(a) Civil Forfeiture.—

(1) Property subject to forfeiture.—The following property is subject to forfeiture to the United States Government:

(A) Any article, the making or trafficking of which is, prohibited under section 506 of title 17, or section 2318, 2319, 2319A, 2319B, or 2320, or chapter 90, of this title.

(B) Any property used, or intended to be used, in any manner or part to commit or facilitate the commission of an offense referred to in subparagraph (A).

(C) Any property constituting or derived from any proceeds obtained directly or indirectly as a result of the commission of an offense referred to in subparagraph (A).

(2) Procedures.—The provisions of chapter 46 relating to civil forfeitures shall extend to any seizure or civil forfeiture under this section. For seizures made under this section, the court shall enter an appropriate protective order with respect to discovery and use of any records or information that has been seized. The protective order shall provide for appropriate procedures to ensure that confidential, private, proprietary, or privileged information contained in such records is not improperly disclosed or used. At the conclusion of the forfeiture proceedings, unless otherwise requested by an agency of the United States, the court shall order that any property forfeited under paragraph (1) be destroyed, or otherwise disposed of according to law.

(b) Criminal Forfeiture.—

(1) Property subject to forfeiture.—The court, in imposing sentence on a person convicted of an offense under section 506 of title 17, or section 2318, 2319, 2319A, 2319B, or 2320, or chapter 90, of this title, shall order, in addition to any other sentence imposed, that the person forfeit to the United States Government any property subject to forfeiture under subsection (a) for that offense.

(2) Procedures.—

(A) In general.—The forfeiture of property under paragraph (1), including any seizure and disposition of the property and any related judicial or administrative proceeding, shall be governed by the procedures set forth in section 413 of the Comprehensive Drug Abuse Prevention and Control Act of 1970 (21 U.S.C. 853), other than subsection (d) of that section.

(B) Destruction.—At the conclusion of the forfeiture proceedings, the court, unless otherwise requested by an agency of the United States shall order that any—

(i) forfeited article or component of an article bearing or consisting of a counterfeit mark be destroyed or otherwise disposed of according to law; and

(ii) infringing items or other property described in subsection (a)(1)(A) and forfeited under paragraph (1) of this subsection be destroyed or otherwise disposed of according to law.

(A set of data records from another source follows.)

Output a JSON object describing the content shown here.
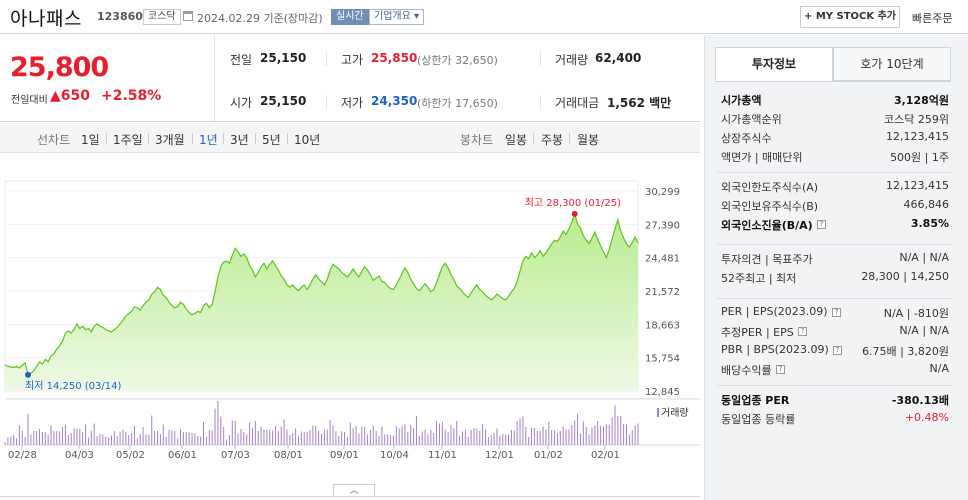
{
  "header": {
    "stock_name": "아나패스",
    "stock_code": "123860",
    "market": "코스닥",
    "date_text": "2024.02.29 기준(장마감)",
    "live_label": "실시간",
    "overview_label": "기업개요",
    "mystock_label": "+ MY STOCK 추가",
    "quick_order_label": "빠른주문"
  },
  "price": {
    "current": "25,800",
    "diff_label": "전일대비",
    "diff_amount": "▲650",
    "diff_pct": "+2.58%",
    "rows": [
      {
        "label": "전일",
        "value": "25,150",
        "label2": "고가",
        "value2": "25,850",
        "sub2": "(상한가 32,650)",
        "label3": "거래량",
        "value3": "62,400"
      },
      {
        "label": "시가",
        "value": "25,150",
        "label2": "저가",
        "value2": "24,350",
        "sub2": "(하한가 17,650)",
        "label3": "거래대금",
        "value3": "1,562 백만"
      }
    ]
  },
  "period_bar": {
    "line_label": "선차트",
    "periods": [
      "1일",
      "1주일",
      "3개월",
      "1년",
      "3년",
      "5년",
      "10년"
    ],
    "selected": "1년",
    "candle_label": "봉차트",
    "candles": [
      "일봉",
      "주봉",
      "월봉"
    ]
  },
  "chart_data": {
    "type": "area",
    "y_ticks": [
      "30,299",
      "27,390",
      "24,481",
      "21,572",
      "18,663",
      "15,754",
      "12,845"
    ],
    "ylim": [
      12845,
      30299
    ],
    "x_ticks": [
      "02/28",
      "04/03",
      "05/02",
      "06/01",
      "07/03",
      "08/01",
      "09/01",
      "10/04",
      "11/01",
      "12/01",
      "01/02",
      "02/01"
    ],
    "high_label": "최고 28,300 (01/25)",
    "low_label": "최저 14,250 (03/14)",
    "volume_label": "거래량",
    "values": [
      15100,
      15000,
      14950,
      14900,
      15000,
      14850,
      15100,
      15300,
      14250,
      14400,
      14600,
      15000,
      15400,
      15200,
      15600,
      15400,
      15900,
      16100,
      16500,
      16800,
      17200,
      17900,
      18100,
      17900,
      18200,
      18700,
      18300,
      18500,
      18200,
      18300,
      18000,
      18500,
      18700,
      18500,
      18400,
      18200,
      18100,
      18000,
      18200,
      18400,
      18700,
      19000,
      19400,
      19600,
      19800,
      20200,
      20100,
      19900,
      20300,
      20600,
      20800,
      21300,
      21500,
      21900,
      21700,
      21200,
      21000,
      20600,
      20300,
      20100,
      20200,
      20600,
      20400,
      20000,
      19700,
      19500,
      19600,
      19800,
      19700,
      20300,
      20500,
      20100,
      20400,
      21500,
      22800,
      23700,
      24100,
      24200,
      24000,
      24700,
      25300,
      25000,
      24600,
      24800,
      24500,
      23800,
      23400,
      22800,
      23200,
      23700,
      24000,
      23500,
      23900,
      24200,
      23800,
      23400,
      22900,
      22600,
      22100,
      21900,
      22100,
      21800,
      21600,
      21900,
      22100,
      21700,
      22100,
      22600,
      23000,
      22600,
      22400,
      22100,
      22600,
      23400,
      23900,
      23700,
      23500,
      23200,
      23000,
      22800,
      23100,
      23500,
      23100,
      22800,
      23300,
      23700,
      23400,
      23000,
      22500,
      22700,
      22900,
      22400,
      22300,
      22000,
      21800,
      21700,
      22100,
      22600,
      23100,
      23600,
      23200,
      22600,
      22200,
      21800,
      21600,
      21900,
      22200,
      21900,
      21500,
      21700,
      22300,
      23000,
      23700,
      24000,
      23600,
      23000,
      22600,
      22000,
      21800,
      21500,
      21200,
      21000,
      21400,
      21800,
      22100,
      21700,
      21500,
      21200,
      21000,
      20800,
      21000,
      21300,
      21100,
      20900,
      20800,
      21100,
      21500,
      21800,
      22400,
      23300,
      24200,
      24600,
      24400,
      24900,
      24500,
      24700,
      25100,
      24600,
      24900,
      25300,
      25700,
      26000,
      25900,
      26300,
      26800,
      26500,
      27000,
      27600,
      28300,
      27400,
      27100,
      26400,
      26000,
      25700,
      26200,
      26700,
      26100,
      25500,
      25000,
      24500,
      25200,
      26100,
      27000,
      27800,
      26800,
      26200,
      25700,
      25400,
      25800,
      26300,
      25800
    ]
  },
  "right_panel": {
    "tab_invest": "투자정보",
    "tab_orderbook": "호가 10단계",
    "sections": [
      [
        {
          "k": "시가총액",
          "v": "3,128억원",
          "bold": true
        },
        {
          "k": "시가총액순위",
          "v": "코스닥 259위"
        },
        {
          "k": "상장주식수",
          "v": "12,123,415"
        },
        {
          "k": "액면가 | 매매단위",
          "v": "500원 | 1주"
        }
      ],
      [
        {
          "k": "외국인한도주식수(A)",
          "v": "12,123,415"
        },
        {
          "k": "외국인보유주식수(B)",
          "v": "466,846"
        },
        {
          "k": "외국인소진율(B/A)",
          "v": "3.85%",
          "bold": true,
          "icon": true
        }
      ],
      [
        {
          "k": "투자의견 | 목표주가",
          "v": "N/A | N/A"
        },
        {
          "k": "52주최고 | 최저",
          "v": "28,300 | 14,250"
        }
      ],
      [
        {
          "k": "PER | EPS(2023.09)",
          "v": "N/A | -810원",
          "icon": true
        },
        {
          "k": "추정PER | EPS",
          "v": "N/A | N/A",
          "icon": true
        },
        {
          "k": "PBR | BPS(2023.09)",
          "v": "6.75배 | 3,820원",
          "icon": true
        },
        {
          "k": "배당수익률",
          "v": "N/A",
          "icon": true
        }
      ],
      [
        {
          "k": "동일업종 PER",
          "v": "-380.13배",
          "bold": true
        },
        {
          "k": "동일업종 등락률",
          "v": "+0.48%",
          "red": true
        }
      ]
    ]
  },
  "colors": {
    "up": "#e61f2e",
    "down": "#1e62c8",
    "area_line": "#5cc41f",
    "area_fill_top": "#b9ec8f",
    "volume_bar": "#a57fc9"
  }
}
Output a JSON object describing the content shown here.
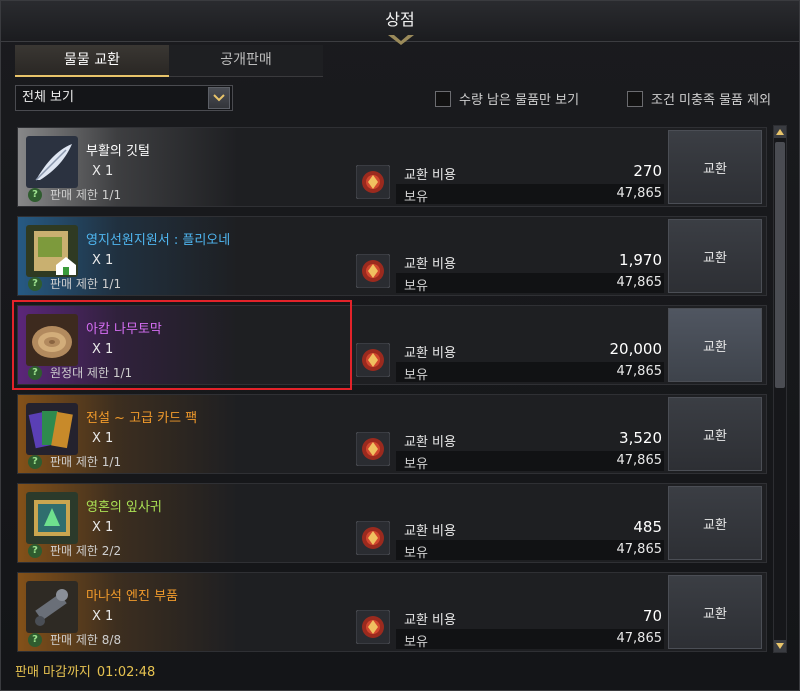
{
  "window": {
    "title": "상점"
  },
  "tabs": [
    {
      "label": "물물 교환",
      "active": true
    },
    {
      "label": "공개판매",
      "active": false
    }
  ],
  "filter": {
    "selected": "전체 보기"
  },
  "options": [
    {
      "label": "수량 남은 물품만 보기",
      "checked": false
    },
    {
      "label": "조건 미충족 물품 제외",
      "checked": false
    }
  ],
  "items": [
    {
      "name": "부활의 깃털",
      "name_color": "#ffffff",
      "qty": "X 1",
      "limit": "판매 제한 1/1",
      "cost_label": "교환 비용",
      "cost": "270",
      "hold_label": "보유",
      "hold": "47,865",
      "button": "교환",
      "grade_color": "#bcbcbc",
      "icon": "feather-icon"
    },
    {
      "name": "영지선원지원서 : 플리오네",
      "name_color": "#4fb6f0",
      "qty": "X 1",
      "limit": "판매 제한 1/1",
      "cost_label": "교환 비용",
      "cost": "1,970",
      "hold_label": "보유",
      "hold": "47,865",
      "button": "교환",
      "grade_color": "#2a77b4",
      "icon": "scroll-icon"
    },
    {
      "name": "아캄 나무토막",
      "name_color": "#d46df2",
      "qty": "X 1",
      "limit": "원정대 제한 1/1",
      "cost_label": "교환 비용",
      "cost": "20,000",
      "hold_label": "보유",
      "hold": "47,865",
      "button": "교환",
      "grade_color": "#7a2aa5",
      "icon": "wood-log-icon",
      "selected": true
    },
    {
      "name": "전설 ~ 고급 카드 팩",
      "name_color": "#f09a2b",
      "qty": "X 1",
      "limit": "판매 제한 1/1",
      "cost_label": "교환 비용",
      "cost": "3,520",
      "hold_label": "보유",
      "hold": "47,865",
      "button": "교환",
      "grade_color": "#b66a14",
      "icon": "card-pack-icon"
    },
    {
      "name": "영혼의 잎사귀",
      "name_color": "#a9e054",
      "qty": "X 1",
      "limit": "판매 제한 2/2",
      "cost_label": "교환 비용",
      "cost": "485",
      "hold_label": "보유",
      "hold": "47,865",
      "button": "교환",
      "grade_color": "#b66a14",
      "icon": "leaf-gem-icon"
    },
    {
      "name": "마나석 엔진 부품",
      "name_color": "#f09a2b",
      "qty": "X 1",
      "limit": "판매 제한 8/8",
      "cost_label": "교환 비용",
      "cost": "70",
      "hold_label": "보유",
      "hold": "47,865",
      "button": "교환",
      "grade_color": "#b66a14",
      "icon": "engine-part-icon"
    }
  ],
  "footer": {
    "deadline_label": "판매 마감까지",
    "deadline_time": "01:02:48"
  }
}
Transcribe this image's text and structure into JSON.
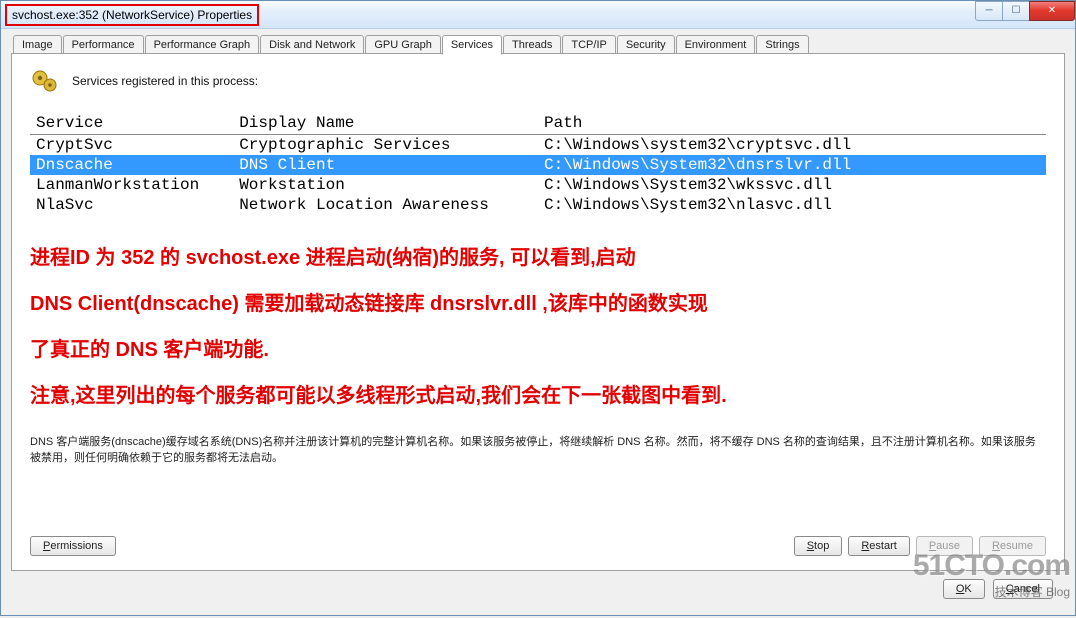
{
  "window": {
    "title": "svchost.exe:352 (NetworkService) Properties"
  },
  "tabs": [
    "Image",
    "Performance",
    "Performance Graph",
    "Disk and Network",
    "GPU Graph",
    "Services",
    "Threads",
    "TCP/IP",
    "Security",
    "Environment",
    "Strings"
  ],
  "active_tab_index": 5,
  "panel": {
    "header": "Services registered in this process:",
    "columns": {
      "service": "Service",
      "display": "Display Name",
      "path": "Path"
    },
    "rows": [
      {
        "service": "CryptSvc",
        "display": "Cryptographic Services",
        "path": "C:\\Windows\\system32\\cryptsvc.dll",
        "selected": false
      },
      {
        "service": "Dnscache",
        "display": "DNS Client",
        "path": "C:\\Windows\\System32\\dnsrslvr.dll",
        "selected": true
      },
      {
        "service": "LanmanWorkstation",
        "display": "Workstation",
        "path": "C:\\Windows\\System32\\wkssvc.dll",
        "selected": false
      },
      {
        "service": "NlaSvc",
        "display": "Network Location Awareness",
        "path": "C:\\Windows\\System32\\nlasvc.dll",
        "selected": false
      }
    ]
  },
  "annotation": {
    "line1": "进程ID 为 352 的 svchost.exe 进程启动(纳宿)的服务, 可以看到,启动",
    "line2": "DNS Client(dnscache) 需要加载动态链接库 dnsrslvr.dll ,该库中的函数实现",
    "line3": "了真正的 DNS 客户端功能.",
    "line4": "注意,这里列出的每个服务都可能以多线程形式启动,我们会在下一张截图中看到."
  },
  "description": "DNS 客户端服务(dnscache)缓存域名系统(DNS)名称并注册该计算机的完整计算机名称。如果该服务被停止，将继续解析 DNS 名称。然而，将不缓存 DNS 名称的查询结果，且不注册计算机名称。如果该服务被禁用，则任何明确依赖于它的服务都将无法启动。",
  "buttons": {
    "permissions": "Permissions",
    "stop": "Stop",
    "restart": "Restart",
    "pause": "Pause",
    "resume": "Resume",
    "ok": "OK",
    "cancel": "Cancel"
  },
  "watermark": {
    "big": "51CTO.com",
    "small": "技术博客 Blog"
  }
}
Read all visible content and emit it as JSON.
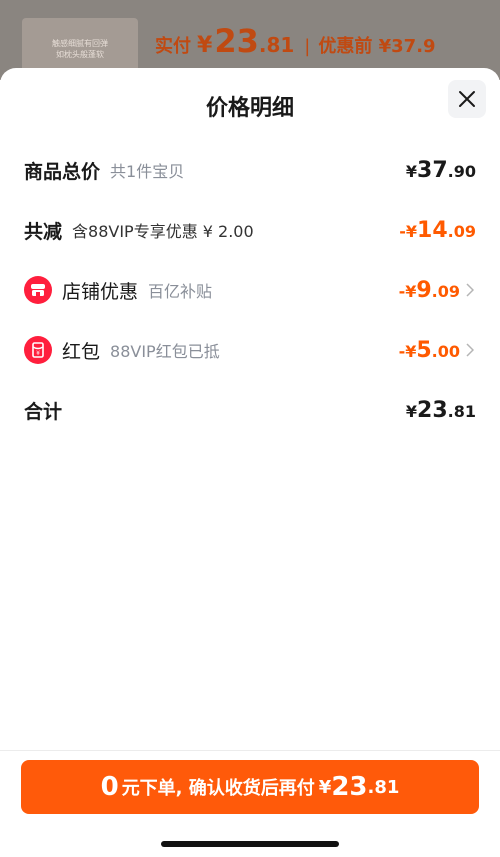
{
  "background": {
    "thumb_lines": [
      "触感细腻有回弹",
      "如枕头般蓬软"
    ],
    "pay_label": "实付",
    "pay_currency": "¥",
    "pay_int": "23",
    "pay_dec": ".81",
    "separator": "|",
    "original_label": "优惠前 ¥37.9"
  },
  "sheet": {
    "title": "价格明细",
    "close_icon": "close-icon"
  },
  "rows": {
    "total": {
      "title": "商品总价",
      "sub": "共1件宝贝",
      "cur": "¥",
      "int": "37",
      "dec": ".90"
    },
    "reduction": {
      "title": "共减",
      "sub": "含88VIP专享优惠 ¥ 2.00",
      "cur": "-¥",
      "int": "14",
      "dec": ".09"
    },
    "shop": {
      "icon": "shop-icon",
      "title": "店铺优惠",
      "sub": "百亿补贴",
      "cur": "-¥",
      "int": "9",
      "dec": ".09"
    },
    "redpacket": {
      "icon": "red-packet-icon",
      "title": "红包",
      "sub": "88VIP红包已抵",
      "cur": "-¥",
      "int": "5",
      "dec": ".00"
    },
    "sum": {
      "title": "合计",
      "cur": "¥",
      "int": "23",
      "dec": ".81"
    }
  },
  "cta": {
    "zero": "0",
    "text": "元下单, 确认收货后再付",
    "cur": "¥",
    "int": "23",
    "dec": ".81"
  },
  "colors": {
    "accent": "#ff5a0a",
    "discount": "#ff5a00",
    "badge": "#ff1f3d"
  }
}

(c) Restitution.—When a person is convicted of an offense under section 506 of title 17 or section 2318, 2319, 2319a, 2319b, or 2320, or chapter 90, of this title, the court, pursuant to sections 3556, 3663a, and 3664 of this title, shall order the person to pay restitution to any victim of the offense as an offense against property referred to in section 3663a(c)(1)(A)(ii) of this title.